Reference List: For list of relevant up-to-date references, one can refer to the WHO publication "Cockett ATW, Khoury S. Aso Yet at (1997). The 4th International Consultation on Benign Prostatic Hyperplasia (BPH). Paris; Scientific Communication International. "
The main references are: I. 2. 3. 4. S. 6. 7. 8. 9. The 3rd International Consultation on Benign Prostate Hyperplasia (BPH) Monaco June 26-28,1995. American Urological Association (AUA) Update Series: Vol XII No.29 BPH: Patient Care Policies/Guidelines. American Urological Association (AUA) Update Series: Vol XII No.2 Epidemiology and Natural History of Benign Prostatic Hyperplasia. Garraway W M et al. High Prevalence of Benign Prostatic Hypertrophy in the community. Lancet 1991;338:469-471. Garraway W M et al. Follow up of a cohort of men with untreated benign prostate hyperplasia. Eur Urol 1993;24:313-318. Garraway W M et al. Impact of previously unrecognized benign prostate hyperplasia on the daily activities of middle aged and elderly men. Br.J Gen Pract 1993;43:318-321. Sreenevasan et al. Results of a modified transvesical prostatectomy a review of 100 cases. Med. J. Mal. 30:110-113,1975. Yeoh NTL. A personal experience with the first 100 TURP at the Penang General Hospital. Mod. J. Mal.44:129-133,1989. Ng PEP et al. Current trends of Prostate Diseases in Malaysia. Proceedings of Post Congress Meeting of Societe Internationale D'Urologie Sept 1994, page 34.
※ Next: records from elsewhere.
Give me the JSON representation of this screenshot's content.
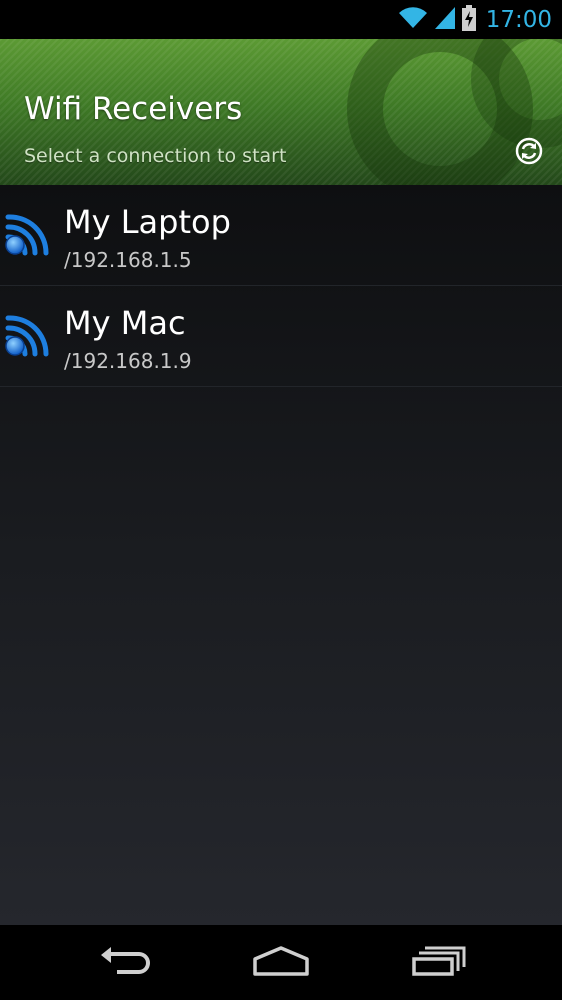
{
  "status_bar": {
    "time": "17:00",
    "icons": [
      "wifi-signal-icon",
      "cell-signal-icon",
      "battery-charging-icon"
    ]
  },
  "header": {
    "title": "Wifi Receivers",
    "subtitle": "Select a connection to start",
    "refresh_icon": "refresh-icon"
  },
  "receivers": [
    {
      "name": "My Laptop",
      "address": "/192.168.1.5",
      "icon": "wifi-receiver-icon"
    },
    {
      "name": "My Mac",
      "address": "/192.168.1.9",
      "icon": "wifi-receiver-icon"
    }
  ],
  "nav_bar": {
    "buttons": [
      "back-icon",
      "home-icon",
      "recent-apps-icon"
    ]
  },
  "colors": {
    "accent": "#33b5e5",
    "header_green": "#3f7a26",
    "wifi_blue": "#1e7fe0"
  }
}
10. Mukamel E et al. Occult progressive renal damage in the elderly male due to benign prostate hypertrophy. J Am Geriatri Soc 1979;27;403-406. 11. Stoner E and the Finasteride Study Group. Three year safety and efficacy data on the use of finasteride in the treatment of benign prostate hyperplasia. Curr. Opin Urol 1995; 18-24. 12. Jens T. Andersen et al. Finasteride significantly reduces Acute Urinatry Retention and need for surgery in patients with symptomatic benign prostate hyperplasia. UROLOGY 49:839-845,1997. 13. Lepor H. A randomized multicenter placebo controlled study of the efficacy and safety of Terazosin in the treatment of benign prostatic hyperplasia. J. Urol 1992;148: 1467-1474.